By Jake Rossen
By Jesse Marx
By Michelle LeBow
By Alleen Brown
By Maggie LaMaack
By CP Staff
By Jesse Marx
We also light candles of joys and sorrows at church when big things come up. We have special little songs we sing for completely mundane events, like "the banana song," when I'm peeling a banana. When we went to Australia, on the plane, I made a little chalice from two Dixie cups and some tape. I covered it with foil and tied a red ribbon around the middle. We drank from both ends of it, toasting each other as we crossed the equator together for the first time. I wrote about that in our journal, so he'll be able to read it someday.
We go to the library once a week, and I'd call this a ritual because it, too, provides structure to his life, promotes the kind of values I hold dear, and because he always gets the same thing! Dr. Seuss and Dorling-Kindersley "Amazing Animals" videos! And we also have a giving ritual at holiday time--not just the usual stuff to the thrift store, but as a family, we take clothes, money, and food to the crisis nursery, on a special afternoon close to Christmas. The amount of money has to hurt a little (something like a week's worth of groceries), and the clothes have to be really nice ones.
And the two big rituals: When Charlie was six months old, I planned and held a naming ceremony in my church for him. It was a regular service with songs, candles, readings, and prayers. All the children who were his friends were invited. His grandparents were in attendance, and beamed proudly. My mother gave him a silver spoon that day. I wrote a poem for the occasion. When he is 13 years old, I'll have a special ceremony for him--a transition ceremony. A gateway to serious learning and responsibility as he becomes an adult and to affirm his place in the community and in the family."
"We have had beautiful christenings for each of our children. We chose special godparents, and the babies wore hundred-year-old family christening gowns. After the service we have a big semiformal luncheon at my parents' house. The children were all christened in the same small country Episcopal church where I was confirmed and married."
"We have "hop on pop" after supper each evening, where I lie down on the floor in our living room and the kids proceed to crawl and jump all over me. All I have to say is 'hop on pop!' and they all come running!"
"We never miss a football game at my husband's alma mater. Now that the kids are older, these football weekends involve special rituals of packing, traveling, and eating at the same fast-food restaurants along the way, wearing the same "lucky" sweatshirts to the game, etc. Fall football is definitely a ritual for our family."
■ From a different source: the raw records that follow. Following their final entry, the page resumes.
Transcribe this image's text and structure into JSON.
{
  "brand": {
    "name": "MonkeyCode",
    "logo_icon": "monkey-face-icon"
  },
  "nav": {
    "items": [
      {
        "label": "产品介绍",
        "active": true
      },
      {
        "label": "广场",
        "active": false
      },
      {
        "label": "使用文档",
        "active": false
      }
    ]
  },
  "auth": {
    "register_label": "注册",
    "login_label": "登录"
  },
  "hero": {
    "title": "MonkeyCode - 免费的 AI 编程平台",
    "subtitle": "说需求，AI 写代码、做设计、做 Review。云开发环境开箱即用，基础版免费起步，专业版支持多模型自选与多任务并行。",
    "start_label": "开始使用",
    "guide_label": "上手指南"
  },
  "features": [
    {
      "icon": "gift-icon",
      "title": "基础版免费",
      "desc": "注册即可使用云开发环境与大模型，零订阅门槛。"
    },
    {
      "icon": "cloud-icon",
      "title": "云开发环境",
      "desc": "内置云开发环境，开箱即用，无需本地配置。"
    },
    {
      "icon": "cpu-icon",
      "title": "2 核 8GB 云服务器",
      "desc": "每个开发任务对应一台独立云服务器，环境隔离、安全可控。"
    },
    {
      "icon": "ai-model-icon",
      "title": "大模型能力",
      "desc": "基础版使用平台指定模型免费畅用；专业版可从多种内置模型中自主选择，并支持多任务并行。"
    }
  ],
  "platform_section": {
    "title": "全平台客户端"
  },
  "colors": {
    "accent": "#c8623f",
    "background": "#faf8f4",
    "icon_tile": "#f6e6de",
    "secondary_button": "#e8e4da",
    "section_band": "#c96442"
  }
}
"We keep the Sabbath holy. On Sundays we enjoy a terrific breakfast as a family and then we all go to church. Afterwards, we spend the day together at home. When we started doing this, it was very difficult not to want to mow the lawn or clean the gutters, but now we are all adjusted to the fact that Sundays are for rest, reflection, and family bonding. You can usually find us sprawled all over the house reading or snacking or just talking. The TV, radio, and computer stay off on Sundays. A quiet, reflective day really gets our whole family focused on how we can better serve God the rest of the week. The kids complained a lot at first, but now they sing the praises about our Sunday ritual to other overly busy families."
"We go out to a big breakfast on the first and last school days of the year."
"We take our dairy cattle to the State Fair every fall. The kids enjoy a week of sleeping in haylofts, grooming their livestock, eating cotton candy and hot dogs and playing with other 4-H kids from all over the state. They even get to miss a few days of school. I remember enjoying the same thing when I was a teenager. To me and to my kids, the State Fair marks the end of summer and the beginning of fall."
Katie Allison Granju lives in Tennessee with her husband and three young children. She is the author of Attachment Parenting: Instinctive Care for Your Baby and Young Child (Pocket/August, 1999). For more information, visit www.attachmentparent.com.